The Heart Institute’s Familial Heart Rhythm Clinic provides a robust program for pediatric patients and adults with and at-risk for inherited arrhythmias. We offer a unique depth of expertise in electrophysiology and genetics for patients and their families with arrhythmia disorders and those impacted by sudden cardiac arrest and/or death in a family member.

The Familial Heart Rhythm Clinic treatment team includes electrophysiologists, electrophysiology nurses and board certified genetic counselors.
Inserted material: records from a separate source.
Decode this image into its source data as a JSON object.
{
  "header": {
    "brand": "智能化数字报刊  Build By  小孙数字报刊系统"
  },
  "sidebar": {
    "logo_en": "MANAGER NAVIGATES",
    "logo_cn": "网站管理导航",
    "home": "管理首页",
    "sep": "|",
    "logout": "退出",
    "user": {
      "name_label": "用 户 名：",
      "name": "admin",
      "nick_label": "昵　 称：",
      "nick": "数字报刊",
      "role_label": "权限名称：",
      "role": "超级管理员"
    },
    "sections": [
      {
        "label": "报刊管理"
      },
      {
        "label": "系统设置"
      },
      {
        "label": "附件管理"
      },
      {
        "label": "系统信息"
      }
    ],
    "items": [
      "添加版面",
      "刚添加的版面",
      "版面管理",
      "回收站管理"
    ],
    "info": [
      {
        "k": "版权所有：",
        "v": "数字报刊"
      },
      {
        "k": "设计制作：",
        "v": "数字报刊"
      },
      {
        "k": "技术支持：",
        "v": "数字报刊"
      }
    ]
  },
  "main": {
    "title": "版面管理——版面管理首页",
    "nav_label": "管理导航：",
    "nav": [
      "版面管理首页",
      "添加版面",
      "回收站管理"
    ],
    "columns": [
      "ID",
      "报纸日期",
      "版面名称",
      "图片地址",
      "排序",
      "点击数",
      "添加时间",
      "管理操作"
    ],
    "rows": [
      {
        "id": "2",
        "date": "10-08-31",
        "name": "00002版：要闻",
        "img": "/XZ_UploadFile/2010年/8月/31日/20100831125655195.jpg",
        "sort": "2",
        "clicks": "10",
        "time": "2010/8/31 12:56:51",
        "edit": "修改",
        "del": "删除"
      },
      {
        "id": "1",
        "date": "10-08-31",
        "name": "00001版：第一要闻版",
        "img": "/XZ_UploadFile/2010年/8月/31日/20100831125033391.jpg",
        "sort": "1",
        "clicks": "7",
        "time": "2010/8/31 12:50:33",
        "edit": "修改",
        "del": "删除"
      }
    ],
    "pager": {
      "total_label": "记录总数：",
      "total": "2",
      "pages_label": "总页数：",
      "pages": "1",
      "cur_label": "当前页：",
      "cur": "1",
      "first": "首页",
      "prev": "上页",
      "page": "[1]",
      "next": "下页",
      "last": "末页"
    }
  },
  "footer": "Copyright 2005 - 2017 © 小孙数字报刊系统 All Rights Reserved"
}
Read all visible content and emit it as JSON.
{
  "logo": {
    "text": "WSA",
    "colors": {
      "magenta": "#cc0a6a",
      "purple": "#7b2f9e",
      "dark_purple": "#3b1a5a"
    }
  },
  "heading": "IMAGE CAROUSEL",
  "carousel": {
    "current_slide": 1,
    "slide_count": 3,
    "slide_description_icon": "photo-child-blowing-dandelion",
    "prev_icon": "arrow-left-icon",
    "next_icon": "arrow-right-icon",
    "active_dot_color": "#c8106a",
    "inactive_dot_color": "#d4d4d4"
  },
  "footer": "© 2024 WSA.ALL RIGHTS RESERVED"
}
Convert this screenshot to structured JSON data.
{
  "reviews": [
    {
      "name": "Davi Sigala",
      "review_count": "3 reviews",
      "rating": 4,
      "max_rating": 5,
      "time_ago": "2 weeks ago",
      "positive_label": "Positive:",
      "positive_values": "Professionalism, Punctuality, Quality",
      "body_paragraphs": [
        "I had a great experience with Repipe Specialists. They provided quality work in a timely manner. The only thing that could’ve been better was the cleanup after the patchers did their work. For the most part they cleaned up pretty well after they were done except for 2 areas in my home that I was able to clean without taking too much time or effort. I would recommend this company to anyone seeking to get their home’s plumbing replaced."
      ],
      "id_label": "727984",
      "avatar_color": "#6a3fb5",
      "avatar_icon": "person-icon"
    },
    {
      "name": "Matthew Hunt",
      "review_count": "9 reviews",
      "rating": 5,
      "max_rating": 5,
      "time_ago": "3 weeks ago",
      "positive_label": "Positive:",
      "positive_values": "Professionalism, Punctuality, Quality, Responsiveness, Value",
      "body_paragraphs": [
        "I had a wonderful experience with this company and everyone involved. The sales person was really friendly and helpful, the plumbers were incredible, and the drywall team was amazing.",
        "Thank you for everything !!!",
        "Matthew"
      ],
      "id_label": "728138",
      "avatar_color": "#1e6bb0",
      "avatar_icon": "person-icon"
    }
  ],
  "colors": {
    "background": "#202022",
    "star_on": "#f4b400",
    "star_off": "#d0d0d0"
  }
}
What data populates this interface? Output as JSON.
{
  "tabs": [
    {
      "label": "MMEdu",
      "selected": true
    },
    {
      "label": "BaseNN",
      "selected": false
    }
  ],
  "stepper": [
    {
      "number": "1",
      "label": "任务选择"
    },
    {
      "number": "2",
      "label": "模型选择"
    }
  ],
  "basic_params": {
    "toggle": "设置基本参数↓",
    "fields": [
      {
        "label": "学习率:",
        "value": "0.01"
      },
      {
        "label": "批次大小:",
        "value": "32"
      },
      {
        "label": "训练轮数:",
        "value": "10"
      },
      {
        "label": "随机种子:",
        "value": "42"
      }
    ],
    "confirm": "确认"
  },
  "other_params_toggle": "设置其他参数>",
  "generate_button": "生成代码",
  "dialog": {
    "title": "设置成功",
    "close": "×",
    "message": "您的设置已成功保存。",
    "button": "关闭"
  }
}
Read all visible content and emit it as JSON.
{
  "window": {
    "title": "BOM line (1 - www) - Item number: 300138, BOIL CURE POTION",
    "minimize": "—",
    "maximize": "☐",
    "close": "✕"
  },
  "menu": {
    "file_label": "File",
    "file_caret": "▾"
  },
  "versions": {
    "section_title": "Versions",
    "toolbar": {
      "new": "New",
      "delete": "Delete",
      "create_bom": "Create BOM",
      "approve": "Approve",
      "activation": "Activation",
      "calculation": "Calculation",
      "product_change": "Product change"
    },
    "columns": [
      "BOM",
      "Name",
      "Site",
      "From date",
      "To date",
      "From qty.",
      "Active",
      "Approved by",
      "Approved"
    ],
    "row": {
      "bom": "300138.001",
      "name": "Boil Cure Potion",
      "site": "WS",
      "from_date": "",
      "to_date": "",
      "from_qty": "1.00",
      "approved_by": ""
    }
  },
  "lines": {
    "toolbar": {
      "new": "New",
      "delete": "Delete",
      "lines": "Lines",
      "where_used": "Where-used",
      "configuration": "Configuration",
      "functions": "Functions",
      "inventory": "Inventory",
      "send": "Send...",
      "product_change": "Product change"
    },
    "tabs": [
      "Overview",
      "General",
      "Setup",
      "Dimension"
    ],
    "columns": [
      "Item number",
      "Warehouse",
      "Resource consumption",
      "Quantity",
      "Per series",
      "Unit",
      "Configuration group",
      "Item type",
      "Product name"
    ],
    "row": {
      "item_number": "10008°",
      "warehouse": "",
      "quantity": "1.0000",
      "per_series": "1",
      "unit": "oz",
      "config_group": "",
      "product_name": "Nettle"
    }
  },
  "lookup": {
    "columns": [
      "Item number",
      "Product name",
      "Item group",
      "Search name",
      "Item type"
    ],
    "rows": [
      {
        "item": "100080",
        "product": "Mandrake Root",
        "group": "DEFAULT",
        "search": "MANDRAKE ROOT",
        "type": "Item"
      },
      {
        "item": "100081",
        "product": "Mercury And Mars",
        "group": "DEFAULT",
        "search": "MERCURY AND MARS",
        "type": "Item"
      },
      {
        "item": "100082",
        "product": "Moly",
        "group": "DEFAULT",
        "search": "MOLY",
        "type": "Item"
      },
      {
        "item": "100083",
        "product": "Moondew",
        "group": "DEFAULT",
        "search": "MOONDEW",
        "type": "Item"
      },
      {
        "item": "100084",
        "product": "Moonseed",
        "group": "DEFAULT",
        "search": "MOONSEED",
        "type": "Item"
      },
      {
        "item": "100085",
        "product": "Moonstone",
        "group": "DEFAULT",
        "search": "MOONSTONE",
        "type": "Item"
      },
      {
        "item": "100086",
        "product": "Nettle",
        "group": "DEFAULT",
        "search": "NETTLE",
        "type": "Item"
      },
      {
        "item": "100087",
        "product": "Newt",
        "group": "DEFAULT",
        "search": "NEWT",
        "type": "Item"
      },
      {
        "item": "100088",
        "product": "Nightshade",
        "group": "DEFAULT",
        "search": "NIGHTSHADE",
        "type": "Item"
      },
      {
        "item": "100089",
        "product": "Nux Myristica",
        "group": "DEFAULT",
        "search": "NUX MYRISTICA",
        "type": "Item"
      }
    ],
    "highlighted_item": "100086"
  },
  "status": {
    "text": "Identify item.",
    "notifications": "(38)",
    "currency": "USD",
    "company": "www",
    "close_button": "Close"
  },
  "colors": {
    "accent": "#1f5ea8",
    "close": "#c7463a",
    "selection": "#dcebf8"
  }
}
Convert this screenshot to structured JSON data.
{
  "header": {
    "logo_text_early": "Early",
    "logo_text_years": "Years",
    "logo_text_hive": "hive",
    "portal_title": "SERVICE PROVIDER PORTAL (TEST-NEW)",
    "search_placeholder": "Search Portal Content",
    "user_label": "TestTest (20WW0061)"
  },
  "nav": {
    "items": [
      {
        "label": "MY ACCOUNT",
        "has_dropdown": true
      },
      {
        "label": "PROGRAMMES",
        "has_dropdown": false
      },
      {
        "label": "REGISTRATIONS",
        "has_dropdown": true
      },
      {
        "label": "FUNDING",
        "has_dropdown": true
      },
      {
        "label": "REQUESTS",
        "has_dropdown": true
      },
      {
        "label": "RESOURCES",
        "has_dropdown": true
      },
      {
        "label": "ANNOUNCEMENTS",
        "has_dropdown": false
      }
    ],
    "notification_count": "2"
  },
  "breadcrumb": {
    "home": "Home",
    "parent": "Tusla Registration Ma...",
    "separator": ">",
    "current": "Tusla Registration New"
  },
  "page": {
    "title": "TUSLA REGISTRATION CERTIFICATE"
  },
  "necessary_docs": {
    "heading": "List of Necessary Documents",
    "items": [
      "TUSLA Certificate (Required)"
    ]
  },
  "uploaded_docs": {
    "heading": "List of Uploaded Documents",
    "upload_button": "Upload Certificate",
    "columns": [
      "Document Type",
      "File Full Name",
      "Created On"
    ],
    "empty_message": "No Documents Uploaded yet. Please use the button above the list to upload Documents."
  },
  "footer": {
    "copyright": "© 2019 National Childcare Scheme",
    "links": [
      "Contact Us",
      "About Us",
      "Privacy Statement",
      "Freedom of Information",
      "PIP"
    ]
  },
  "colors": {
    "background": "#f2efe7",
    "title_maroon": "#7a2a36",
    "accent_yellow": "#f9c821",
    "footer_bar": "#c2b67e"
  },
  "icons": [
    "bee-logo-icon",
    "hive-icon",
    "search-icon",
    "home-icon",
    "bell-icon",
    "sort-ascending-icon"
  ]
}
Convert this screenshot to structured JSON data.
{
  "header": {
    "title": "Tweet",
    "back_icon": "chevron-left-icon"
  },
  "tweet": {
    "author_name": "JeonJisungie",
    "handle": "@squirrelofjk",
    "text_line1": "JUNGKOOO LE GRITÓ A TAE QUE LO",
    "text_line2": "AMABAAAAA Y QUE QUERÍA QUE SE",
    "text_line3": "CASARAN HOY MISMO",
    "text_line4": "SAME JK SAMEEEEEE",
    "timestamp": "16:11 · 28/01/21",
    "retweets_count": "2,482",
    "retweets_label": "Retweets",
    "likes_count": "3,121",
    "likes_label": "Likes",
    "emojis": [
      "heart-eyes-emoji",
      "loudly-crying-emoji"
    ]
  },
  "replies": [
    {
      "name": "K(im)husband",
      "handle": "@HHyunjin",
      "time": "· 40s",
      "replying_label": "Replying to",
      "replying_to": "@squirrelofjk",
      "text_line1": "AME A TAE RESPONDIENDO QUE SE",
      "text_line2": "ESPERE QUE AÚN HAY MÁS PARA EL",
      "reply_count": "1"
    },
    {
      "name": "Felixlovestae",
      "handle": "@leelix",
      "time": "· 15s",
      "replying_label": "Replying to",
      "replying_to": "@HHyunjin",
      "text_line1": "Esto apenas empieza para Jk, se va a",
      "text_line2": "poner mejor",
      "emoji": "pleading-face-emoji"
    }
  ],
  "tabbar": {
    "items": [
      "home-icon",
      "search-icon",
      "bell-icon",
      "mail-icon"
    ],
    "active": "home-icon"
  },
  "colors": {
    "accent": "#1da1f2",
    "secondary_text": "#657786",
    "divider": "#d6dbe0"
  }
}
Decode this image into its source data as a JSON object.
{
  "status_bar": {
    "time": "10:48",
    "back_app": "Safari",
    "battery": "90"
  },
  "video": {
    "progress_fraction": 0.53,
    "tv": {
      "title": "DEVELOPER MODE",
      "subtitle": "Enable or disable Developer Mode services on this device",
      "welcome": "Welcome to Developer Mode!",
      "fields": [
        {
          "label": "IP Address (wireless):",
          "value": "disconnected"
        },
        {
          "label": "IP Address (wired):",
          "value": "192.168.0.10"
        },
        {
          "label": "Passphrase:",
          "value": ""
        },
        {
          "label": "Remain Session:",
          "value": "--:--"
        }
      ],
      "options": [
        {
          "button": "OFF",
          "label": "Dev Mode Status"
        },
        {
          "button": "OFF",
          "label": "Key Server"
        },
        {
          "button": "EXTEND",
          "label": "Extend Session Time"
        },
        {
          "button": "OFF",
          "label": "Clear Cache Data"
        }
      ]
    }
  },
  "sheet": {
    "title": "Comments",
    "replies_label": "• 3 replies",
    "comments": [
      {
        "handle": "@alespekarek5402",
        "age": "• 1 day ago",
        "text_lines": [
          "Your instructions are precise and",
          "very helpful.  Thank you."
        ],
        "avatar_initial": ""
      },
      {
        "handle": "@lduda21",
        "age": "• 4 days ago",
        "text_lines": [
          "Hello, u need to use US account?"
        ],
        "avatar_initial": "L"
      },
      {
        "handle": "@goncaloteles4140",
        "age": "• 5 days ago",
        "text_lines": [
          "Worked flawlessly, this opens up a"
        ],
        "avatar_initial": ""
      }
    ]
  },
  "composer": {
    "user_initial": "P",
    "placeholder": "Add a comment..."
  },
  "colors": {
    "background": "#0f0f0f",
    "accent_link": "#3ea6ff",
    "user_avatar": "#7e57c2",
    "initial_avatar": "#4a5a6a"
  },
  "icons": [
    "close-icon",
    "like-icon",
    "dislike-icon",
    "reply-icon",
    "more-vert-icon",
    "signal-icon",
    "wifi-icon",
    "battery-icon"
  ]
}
Our electrophysiology expertise combined with a consideration for genetic causes of arrhythmias allows us to investigate these issues from a holistic and family-based approach.

The electrophysiology service is experienced and performs a number of non-invasive and invasive services as indicated including:

  • Drug challenges
  • Device implantation including implantable loop recorders, pacemaker and implantable cardioverter defibrillator (ICD)

A visit to the Familial Heart Rhythm Clinic includes a thorough review of family history, cardiac testing, and genetic testing that is combined to guide screening and medical management recommendations.

Contact Us - Information & Referrals

For more information or to refer a patient, contact Jessica Rizzo at 513-636-9779 or email

Conditions Treated 

The team’s areas of expertise include:

Sudden cardiac arrest and death (SCA/D) are uncommon in young people, but they have a severe impact on families, care providers and the community. Family members often want to know the underlying cause, not only to experience closure, but to address the potential of heritability and risk of sudden death for surviving relatives.

Our Team

The Electrophysiology team offers the unique expertise to provide education, support and medical management for these families, including:

  • A thorough investigation of the deceased’s medical records, including autopsy reports, and utilizing blood and tissue samples for genetic testing.
  • Genetic testing for confirmed SCA/D cases to provide risk stratification.
  • Further genetic testing when the cause of SCA/D remains unknown, which can yield helpful information for families.